- EXERCISE REQUIREMENTS: Write the records out again, keeping each line exactly as it is.

[Data records for software interfaces]
======

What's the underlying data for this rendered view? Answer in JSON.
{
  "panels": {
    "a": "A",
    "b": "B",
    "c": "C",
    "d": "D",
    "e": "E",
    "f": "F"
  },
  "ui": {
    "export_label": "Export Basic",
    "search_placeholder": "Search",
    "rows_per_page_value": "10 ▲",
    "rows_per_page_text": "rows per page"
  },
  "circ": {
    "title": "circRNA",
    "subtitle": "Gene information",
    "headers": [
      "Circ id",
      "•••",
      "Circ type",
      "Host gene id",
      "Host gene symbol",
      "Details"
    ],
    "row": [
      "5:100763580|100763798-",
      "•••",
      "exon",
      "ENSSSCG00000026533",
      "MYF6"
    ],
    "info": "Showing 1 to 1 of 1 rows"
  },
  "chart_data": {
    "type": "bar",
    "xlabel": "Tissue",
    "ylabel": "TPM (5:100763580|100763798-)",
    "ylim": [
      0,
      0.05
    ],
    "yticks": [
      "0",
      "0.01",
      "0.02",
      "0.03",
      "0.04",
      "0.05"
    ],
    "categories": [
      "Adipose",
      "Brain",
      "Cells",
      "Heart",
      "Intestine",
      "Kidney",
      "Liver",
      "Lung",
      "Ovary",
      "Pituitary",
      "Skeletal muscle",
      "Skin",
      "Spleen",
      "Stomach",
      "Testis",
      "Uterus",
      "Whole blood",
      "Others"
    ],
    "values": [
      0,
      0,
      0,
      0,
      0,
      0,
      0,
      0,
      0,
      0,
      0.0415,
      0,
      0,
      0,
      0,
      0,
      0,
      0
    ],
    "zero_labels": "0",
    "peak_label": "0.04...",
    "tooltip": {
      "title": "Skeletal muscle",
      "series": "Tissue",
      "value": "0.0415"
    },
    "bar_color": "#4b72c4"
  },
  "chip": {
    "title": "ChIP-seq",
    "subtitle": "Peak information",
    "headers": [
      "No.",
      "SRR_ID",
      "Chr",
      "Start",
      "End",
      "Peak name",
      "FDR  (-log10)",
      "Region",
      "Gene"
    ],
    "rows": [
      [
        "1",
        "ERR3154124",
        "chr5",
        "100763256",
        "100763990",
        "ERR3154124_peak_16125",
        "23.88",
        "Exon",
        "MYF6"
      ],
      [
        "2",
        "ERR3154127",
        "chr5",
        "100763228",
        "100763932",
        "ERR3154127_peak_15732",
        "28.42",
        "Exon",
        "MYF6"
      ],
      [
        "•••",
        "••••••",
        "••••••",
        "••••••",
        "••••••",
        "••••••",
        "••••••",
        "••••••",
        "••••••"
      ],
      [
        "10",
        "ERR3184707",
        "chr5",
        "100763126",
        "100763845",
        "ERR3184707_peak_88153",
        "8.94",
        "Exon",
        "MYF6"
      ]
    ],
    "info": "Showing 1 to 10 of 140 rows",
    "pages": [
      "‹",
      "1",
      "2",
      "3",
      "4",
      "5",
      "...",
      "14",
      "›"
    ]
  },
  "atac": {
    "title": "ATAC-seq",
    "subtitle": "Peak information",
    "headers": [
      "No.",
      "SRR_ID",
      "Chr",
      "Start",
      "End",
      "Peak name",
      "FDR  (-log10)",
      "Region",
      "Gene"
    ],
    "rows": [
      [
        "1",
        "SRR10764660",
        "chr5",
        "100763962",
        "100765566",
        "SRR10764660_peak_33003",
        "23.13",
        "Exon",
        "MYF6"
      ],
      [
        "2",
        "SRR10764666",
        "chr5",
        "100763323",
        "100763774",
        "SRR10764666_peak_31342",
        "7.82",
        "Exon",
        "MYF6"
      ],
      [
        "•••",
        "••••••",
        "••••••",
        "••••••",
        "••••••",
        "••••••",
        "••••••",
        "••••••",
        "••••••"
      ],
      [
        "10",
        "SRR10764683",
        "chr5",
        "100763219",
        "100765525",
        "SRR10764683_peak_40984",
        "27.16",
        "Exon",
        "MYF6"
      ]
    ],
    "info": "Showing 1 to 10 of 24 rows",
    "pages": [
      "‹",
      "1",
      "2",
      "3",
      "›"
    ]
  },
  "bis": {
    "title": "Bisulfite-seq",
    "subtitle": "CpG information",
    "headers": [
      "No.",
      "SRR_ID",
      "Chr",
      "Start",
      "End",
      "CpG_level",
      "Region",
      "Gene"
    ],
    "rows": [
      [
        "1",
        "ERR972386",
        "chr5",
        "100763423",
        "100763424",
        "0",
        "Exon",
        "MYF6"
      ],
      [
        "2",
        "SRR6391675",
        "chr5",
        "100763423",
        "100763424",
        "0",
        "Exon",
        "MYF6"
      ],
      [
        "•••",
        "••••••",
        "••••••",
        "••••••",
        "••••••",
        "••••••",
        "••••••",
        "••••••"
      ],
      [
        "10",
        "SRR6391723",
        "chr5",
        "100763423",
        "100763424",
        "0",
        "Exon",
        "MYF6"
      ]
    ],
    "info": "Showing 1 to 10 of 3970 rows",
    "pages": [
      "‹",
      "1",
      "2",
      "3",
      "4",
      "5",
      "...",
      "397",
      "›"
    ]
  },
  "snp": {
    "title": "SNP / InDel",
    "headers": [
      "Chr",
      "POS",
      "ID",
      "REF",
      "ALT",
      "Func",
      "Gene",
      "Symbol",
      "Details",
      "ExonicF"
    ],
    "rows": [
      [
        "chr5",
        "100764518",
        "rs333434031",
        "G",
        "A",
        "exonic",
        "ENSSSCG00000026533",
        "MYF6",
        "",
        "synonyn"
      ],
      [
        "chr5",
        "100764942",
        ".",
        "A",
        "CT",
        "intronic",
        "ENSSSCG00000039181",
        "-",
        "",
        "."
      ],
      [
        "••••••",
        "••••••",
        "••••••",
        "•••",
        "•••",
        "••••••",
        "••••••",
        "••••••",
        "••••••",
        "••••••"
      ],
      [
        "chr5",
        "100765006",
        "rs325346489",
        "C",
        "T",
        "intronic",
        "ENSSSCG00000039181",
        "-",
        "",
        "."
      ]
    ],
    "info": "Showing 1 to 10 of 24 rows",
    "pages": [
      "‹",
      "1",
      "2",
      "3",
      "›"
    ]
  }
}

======

- RESULT:
What's the underlying data for this rendered view? Answer in JSON.
{
  "panels": {
    "a": "A",
    "b": "B",
    "c": "C",
    "d": "D",
    "e": "E",
    "f": "F"
  },
  "ui": {
    "export_label": "Export Basic",
    "search_placeholder": "Search",
    "rows_per_page_value": "10 ▲",
    "rows_per_page_text": "rows per page"
  },
  "circ": {
    "title": "circRNA",
    "subtitle": "Gene information",
    "headers": [
      "Circ id",
      "•••",
      "Circ type",
      "Host gene id",
      "Host gene symbol",
      "Details"
    ],
    "row": [
      "5:100763580|100763798-",
      "•••",
      "exon",
      "ENSSSCG00000026533",
      "MYF6"
    ],
    "info": "Showing 1 to 1 of 1 rows"
  },
  "chart_data": {
    "type": "bar",
    "xlabel": "Tissue",
    "ylabel": "TPM (5:100763580|100763798-)",
    "ylim": [
      0,
      0.05
    ],
    "yticks": [
      "0",
      "0.01",
      "0.02",
      "0.03",
      "0.04",
      "0.05"
    ],
    "categories": [
      "Adipose",
      "Brain",
      "Cells",
      "Heart",
      "Intestine",
      "Kidney",
      "Liver",
      "Lung",
      "Ovary",
      "Pituitary",
      "Skeletal muscle",
      "Skin",
      "Spleen",
      "Stomach",
      "Testis",
      "Uterus",
      "Whole blood",
      "Others"
    ],
    "values": [
      0,
      0,
      0,
      0,
      0,
      0,
      0,
      0,
      0,
      0,
      0.0415,
      0,
      0,
      0,
      0,
      0,
      0,
      0
    ],
    "zero_labels": "0",
    "peak_label": "0.04...",
    "tooltip": {
      "title": "Skeletal muscle",
      "series": "Tissue",
      "value": "0.0415"
    },
    "bar_color": "#4b72c4"
  },
  "chip": {
    "title": "ChIP-seq",
    "subtitle": "Peak information",
    "headers": [
      "No.",
      "SRR_ID",
      "Chr",
      "Start",
      "End",
      "Peak name",
      "FDR  (-log10)",
      "Region",
      "Gene"
    ],
    "rows": [
      [
        "1",
        "ERR3154124",
        "chr5",
        "100763256",
        "100763990",
        "ERR3154124_peak_16125",
        "23.88",
        "Exon",
        "MYF6"
      ],
      [
        "2",
        "ERR3154127",
        "chr5",
        "100763228",
        "100763932",
        "ERR3154127_peak_15732",
        "28.42",
        "Exon",
        "MYF6"
      ],
      [
        "•••",
        "••••••",
        "••••••",
        "••••••",
        "••••••",
        "••••••",
        "••••••",
        "••••••",
        "••••••"
      ],
      [
        "10",
        "ERR3184707",
        "chr5",
        "100763126",
        "100763845",
        "ERR3184707_peak_88153",
        "8.94",
        "Exon",
        "MYF6"
      ]
    ],
    "info": "Showing 1 to 10 of 140 rows",
    "pages": [
      "‹",
      "1",
      "2",
      "3",
      "4",
      "5",
      "...",
      "14",
      "›"
    ]
  },
  "atac": {
    "title": "ATAC-seq",
    "subtitle": "Peak information",
    "headers": [
      "No.",
      "SRR_ID",
      "Chr",
      "Start",
      "End",
      "Peak name",
      "FDR  (-log10)",
      "Region",
      "Gene"
    ],
    "rows": [
      [
        "1",
        "SRR10764660",
        "chr5",
        "100763962",
        "100765566",
        "SRR10764660_peak_33003",
        "23.13",
        "Exon",
        "MYF6"
      ],
      [
        "2",
        "SRR10764666",
        "chr5",
        "100763323",
        "100763774",
        "SRR10764666_peak_31342",
        "7.82",
        "Exon",
        "MYF6"
      ],
      [
        "•••",
        "••••••",
        "••••••",
        "••••••",
        "••••••",
        "••••••",
        "••••••",
        "••••••",
        "••••••"
      ],
      [
        "10",
        "SRR10764683",
        "chr5",
        "100763219",
        "100765525",
        "SRR10764683_peak_40984",
        "27.16",
        "Exon",
        "MYF6"
      ]
    ],
    "info": "Showing 1 to 10 of 24 rows",
    "pages": [
      "‹",
      "1",
      "2",
      "3",
      "›"
    ]
  },
  "bis": {
    "title": "Bisulfite-seq",
    "subtitle": "CpG information",
    "headers": [
      "No.",
      "SRR_ID",
      "Chr",
      "Start",
      "End",
      "CpG_level",
      "Region",
      "Gene"
    ],
    "rows": [
      [
        "1",
        "ERR972386",
        "chr5",
        "100763423",
        "100763424",
        "0",
        "Exon",
        "MYF6"
      ],
      [
        "2",
        "SRR6391675",
        "chr5",
        "100763423",
        "100763424",
        "0",
        "Exon",
        "MYF6"
      ],
      [
        "•••",
        "••••••",
        "••••••",
        "••••••",
        "••••••",
        "••••••",
        "••••••",
        "••••••"
      ],
      [
        "10",
        "SRR6391723",
        "chr5",
        "100763423",
        "100763424",
        "0",
        "Exon",
        "MYF6"
      ]
    ],
    "info": "Showing 1 to 10 of 3970 rows",
    "pages": [
      "‹",
      "1",
      "2",
      "3",
      "4",
      "5",
      "...",
      "397",
      "›"
    ]
  },
  "snp": {
    "title": "SNP / InDel",
    "headers": [
      "Chr",
      "POS",
      "ID",
      "REF",
      "ALT",
      "Func",
      "Gene",
      "Symbol",
      "Details",
      "ExonicF"
    ],
    "rows": [
      [
        "chr5",
        "100764518",
        "rs333434031",
        "G",
        "A",
        "exonic",
        "ENSSSCG00000026533",
        "MYF6",
        "",
        "synonyn"
      ],
      [
        "chr5",
        "100764942",
        ".",
        "A",
        "CT",
        "intronic",
        "ENSSSCG00000039181",
        "-",
        "",
        "."
      ],
      [
        "••••••",
        "••••••",
        "••••••",
        "•••",
        "•••",
        "••••••",
        "••••••",
        "••••••",
        "••••••",
        "••••••"
      ],
      [
        "chr5",
        "100765006",
        "rs325346489",
        "C",
        "T",
        "intronic",
        "ENSSSCG00000039181",
        "-",
        "",
        "."
      ]
    ],
    "info": "Showing 1 to 10 of 24 rows",
    "pages": [
      "‹",
      "1",
      "2",
      "3",
      "›"
    ]
  }
}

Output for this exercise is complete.